==== Excerpted records ====

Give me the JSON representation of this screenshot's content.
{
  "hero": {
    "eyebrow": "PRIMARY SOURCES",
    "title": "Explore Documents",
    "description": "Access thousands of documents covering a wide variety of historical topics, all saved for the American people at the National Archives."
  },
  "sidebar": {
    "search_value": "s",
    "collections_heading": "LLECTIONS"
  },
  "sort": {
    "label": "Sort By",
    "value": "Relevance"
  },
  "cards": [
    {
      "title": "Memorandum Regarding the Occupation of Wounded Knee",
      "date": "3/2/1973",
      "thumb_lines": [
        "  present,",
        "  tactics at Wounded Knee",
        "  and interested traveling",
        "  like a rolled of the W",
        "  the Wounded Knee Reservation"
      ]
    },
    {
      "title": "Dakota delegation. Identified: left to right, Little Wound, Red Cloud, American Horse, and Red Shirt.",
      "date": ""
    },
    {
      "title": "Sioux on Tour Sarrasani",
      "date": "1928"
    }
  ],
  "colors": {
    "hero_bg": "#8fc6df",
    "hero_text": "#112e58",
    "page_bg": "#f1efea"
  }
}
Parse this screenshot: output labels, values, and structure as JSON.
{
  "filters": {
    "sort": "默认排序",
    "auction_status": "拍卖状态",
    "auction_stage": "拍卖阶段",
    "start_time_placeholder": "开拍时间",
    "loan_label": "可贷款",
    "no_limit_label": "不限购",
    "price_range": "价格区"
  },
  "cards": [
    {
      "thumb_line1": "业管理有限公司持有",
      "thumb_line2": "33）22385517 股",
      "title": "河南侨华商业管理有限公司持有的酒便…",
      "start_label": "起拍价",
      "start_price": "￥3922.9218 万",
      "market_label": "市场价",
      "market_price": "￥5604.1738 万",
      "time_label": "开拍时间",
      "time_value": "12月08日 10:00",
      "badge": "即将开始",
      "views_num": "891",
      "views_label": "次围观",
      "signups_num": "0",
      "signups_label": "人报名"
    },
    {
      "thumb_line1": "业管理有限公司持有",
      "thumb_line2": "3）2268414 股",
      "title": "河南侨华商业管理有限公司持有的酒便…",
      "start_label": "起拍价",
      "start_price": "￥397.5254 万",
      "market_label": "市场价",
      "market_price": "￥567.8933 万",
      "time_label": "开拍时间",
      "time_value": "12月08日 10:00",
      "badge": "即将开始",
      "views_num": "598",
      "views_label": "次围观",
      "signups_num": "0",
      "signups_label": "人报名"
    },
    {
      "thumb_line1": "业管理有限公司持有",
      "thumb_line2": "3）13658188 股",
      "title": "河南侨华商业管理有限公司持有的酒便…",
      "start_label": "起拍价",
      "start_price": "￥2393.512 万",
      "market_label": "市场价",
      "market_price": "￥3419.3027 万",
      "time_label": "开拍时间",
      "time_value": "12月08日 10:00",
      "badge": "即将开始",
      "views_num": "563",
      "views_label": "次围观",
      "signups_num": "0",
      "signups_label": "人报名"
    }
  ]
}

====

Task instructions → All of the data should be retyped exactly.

Task result →
Give me the JSON representation of this screenshot's content.
{
  "hero": {
    "eyebrow": "PRIMARY SOURCES",
    "title": "Explore Documents",
    "description": "Access thousands of documents covering a wide variety of historical topics, all saved for the American people at the National Archives."
  },
  "sidebar": {
    "search_value": "s",
    "collections_heading": "LLECTIONS"
  },
  "sort": {
    "label": "Sort By",
    "value": "Relevance"
  },
  "cards": [
    {
      "title": "Memorandum Regarding the Occupation of Wounded Knee",
      "date": "3/2/1973",
      "thumb_lines": [
        "  present,",
        "  tactics at Wounded Knee",
        "  and interested traveling",
        "  like a rolled of the W",
        "  the Wounded Knee Reservation"
      ]
    },
    {
      "title": "Dakota delegation. Identified: left to right, Little Wound, Red Cloud, American Horse, and Red Shirt.",
      "date": ""
    },
    {
      "title": "Sioux on Tour Sarrasani",
      "date": "1928"
    }
  ],
  "colors": {
    "hero_bg": "#8fc6df",
    "hero_text": "#112e58",
    "page_bg": "#f1efea"
  }
}
Parse this screenshot: output labels, values, and structure as JSON.
{
  "filters": {
    "sort": "默认排序",
    "auction_status": "拍卖状态",
    "auction_stage": "拍卖阶段",
    "start_time_placeholder": "开拍时间",
    "loan_label": "可贷款",
    "no_limit_label": "不限购",
    "price_range": "价格区"
  },
  "cards": [
    {
      "thumb_line1": "业管理有限公司持有",
      "thumb_line2": "33）22385517 股",
      "title": "河南侨华商业管理有限公司持有的酒便…",
      "start_label": "起拍价",
      "start_price": "￥3922.9218 万",
      "market_label": "市场价",
      "market_price": "￥5604.1738 万",
      "time_label": "开拍时间",
      "time_value": "12月08日 10:00",
      "badge": "即将开始",
      "views_num": "891",
      "views_label": "次围观",
      "signups_num": "0",
      "signups_label": "人报名"
    },
    {
      "thumb_line1": "业管理有限公司持有",
      "thumb_line2": "3）2268414 股",
      "title": "河南侨华商业管理有限公司持有的酒便…",
      "start_label": "起拍价",
      "start_price": "￥397.5254 万",
      "market_label": "市场价",
      "market_price": "￥567.8933 万",
      "time_label": "开拍时间",
      "time_value": "12月08日 10:00",
      "badge": "即将开始",
      "views_num": "598",
      "views_label": "次围观",
      "signups_num": "0",
      "signups_label": "人报名"
    },
    {
      "thumb_line1": "业管理有限公司持有",
      "thumb_line2": "3）13658188 股",
      "title": "河南侨华商业管理有限公司持有的酒便…",
      "start_label": "起拍价",
      "start_price": "￥2393.512 万",
      "market_label": "市场价",
      "market_price": "￥3419.3027 万",
      "time_label": "开拍时间",
      "time_value": "12月08日 10:00",
      "badge": "即将开始",
      "views_num": "563",
      "views_label": "次围观",
      "signups_num": "0",
      "signups_label": "人报名"
    }
  ]
}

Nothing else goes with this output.